Unhusked kernels of maize remaining in their husks A stir-fry consisting of a variety of veggies, baby corn being one of them. Baby corn, also known as young corn, cornlets, or baby sweetcorn, is a cereal grain that is obtained from corn (maize) that is harvested early when the stalks are still young and immature.
What is the mini corn vegetable?
The unripe cob of the corn plant, which can be either field or sweet corn, is what is known as “little corn.” Very early in the process—just one to two days after the first corn leaf appears—the vegetable is picked, at a time when the corn is still beautifully soft, with a hint of sweetness and a satisfying crunch to it.
Are baby corns healthy?
Free of Fat and Containing Some Protein – One gram of protein and zero grams of fat may be found in a serving size of half a cup of baby corn. Protein and fat are both necessary nutrients, but if you consume a wide range of meals, you should be able to satisfactorily satisfy your requirements for both of these nutrients.
- Protein should make up between 10 and 35 percent of your daily calorie intake, while fat should make up between 20 and 35 percent of your daily calorie intake.

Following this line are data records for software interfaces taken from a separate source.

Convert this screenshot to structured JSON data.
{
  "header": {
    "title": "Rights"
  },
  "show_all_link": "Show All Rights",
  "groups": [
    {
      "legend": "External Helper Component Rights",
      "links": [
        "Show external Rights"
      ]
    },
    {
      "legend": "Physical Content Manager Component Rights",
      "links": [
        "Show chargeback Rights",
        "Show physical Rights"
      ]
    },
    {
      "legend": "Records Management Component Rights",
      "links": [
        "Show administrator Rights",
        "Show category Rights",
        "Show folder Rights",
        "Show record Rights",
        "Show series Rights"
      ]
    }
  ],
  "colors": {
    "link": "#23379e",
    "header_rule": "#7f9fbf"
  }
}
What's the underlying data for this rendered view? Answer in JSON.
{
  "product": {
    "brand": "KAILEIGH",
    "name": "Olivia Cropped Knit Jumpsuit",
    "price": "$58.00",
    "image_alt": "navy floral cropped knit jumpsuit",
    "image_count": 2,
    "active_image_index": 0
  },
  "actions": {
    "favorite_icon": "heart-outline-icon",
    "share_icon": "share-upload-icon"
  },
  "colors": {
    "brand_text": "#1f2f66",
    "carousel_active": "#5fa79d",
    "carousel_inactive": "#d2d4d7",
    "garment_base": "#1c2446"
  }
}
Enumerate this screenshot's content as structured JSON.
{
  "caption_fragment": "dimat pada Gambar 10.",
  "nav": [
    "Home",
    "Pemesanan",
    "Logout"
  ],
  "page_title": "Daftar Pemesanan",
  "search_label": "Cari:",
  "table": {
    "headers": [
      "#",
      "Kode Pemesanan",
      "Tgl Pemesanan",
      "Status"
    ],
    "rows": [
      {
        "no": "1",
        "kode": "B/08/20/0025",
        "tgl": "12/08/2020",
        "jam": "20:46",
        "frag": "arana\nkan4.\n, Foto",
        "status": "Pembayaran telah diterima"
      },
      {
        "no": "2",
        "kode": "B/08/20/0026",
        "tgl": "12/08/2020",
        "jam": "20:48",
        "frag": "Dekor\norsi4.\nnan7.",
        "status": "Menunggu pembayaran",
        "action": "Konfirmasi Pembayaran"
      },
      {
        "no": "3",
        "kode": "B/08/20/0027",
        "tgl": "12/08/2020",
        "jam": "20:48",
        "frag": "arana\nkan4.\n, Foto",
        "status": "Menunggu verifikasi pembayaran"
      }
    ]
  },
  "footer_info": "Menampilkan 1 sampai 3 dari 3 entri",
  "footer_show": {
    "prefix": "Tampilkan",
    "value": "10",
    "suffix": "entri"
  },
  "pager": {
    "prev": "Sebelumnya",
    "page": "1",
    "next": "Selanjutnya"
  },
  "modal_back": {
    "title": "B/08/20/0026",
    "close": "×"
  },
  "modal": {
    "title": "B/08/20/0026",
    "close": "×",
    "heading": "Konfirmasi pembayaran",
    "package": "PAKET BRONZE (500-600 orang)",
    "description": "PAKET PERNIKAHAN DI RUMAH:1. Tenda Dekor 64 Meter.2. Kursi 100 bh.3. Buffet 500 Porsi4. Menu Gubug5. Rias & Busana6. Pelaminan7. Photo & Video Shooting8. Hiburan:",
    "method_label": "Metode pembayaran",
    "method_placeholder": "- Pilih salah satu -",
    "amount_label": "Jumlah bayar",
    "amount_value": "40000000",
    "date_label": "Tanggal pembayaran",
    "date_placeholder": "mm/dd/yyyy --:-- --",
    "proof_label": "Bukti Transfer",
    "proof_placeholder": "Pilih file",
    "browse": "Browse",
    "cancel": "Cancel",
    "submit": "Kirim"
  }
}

- Protein is essential for the production of new cells, and fat serves as a source of energy in the body.
- The salt content of the diet can be increased by eating baby corn that has been canned.
There are 300 milligrams of sodium present in a serving size of half a cup of baby corn. If you are looking to reduce the amount of salt in your diet, you should check the selection of fresh baby corn at the farmer’s market in your area. A diet that is too high in sodium may promote fluid retention and an increase in blood pressure.
- The Food and Drug Administration of the United States recommends that the amount of salt that you take in on a daily basis be less than 2,300 milligrams.
- It is recommended to rinse canned micro corn prior to eating in order to limit the amount of salt that is consumed.
- Baby corn is a source of iron, vitamin A, and vitamin C, as well as vitamin A, according to the United States Department of Agriculture.
Baby corn is nutrient-dense. Vitamins A and C, both of which are necessary elements for your immune system, work together to assist your body in warding off infections. Additionally, iron is required by your body in order to facilitate the movement of oxygen from your lungs to the rest of your body.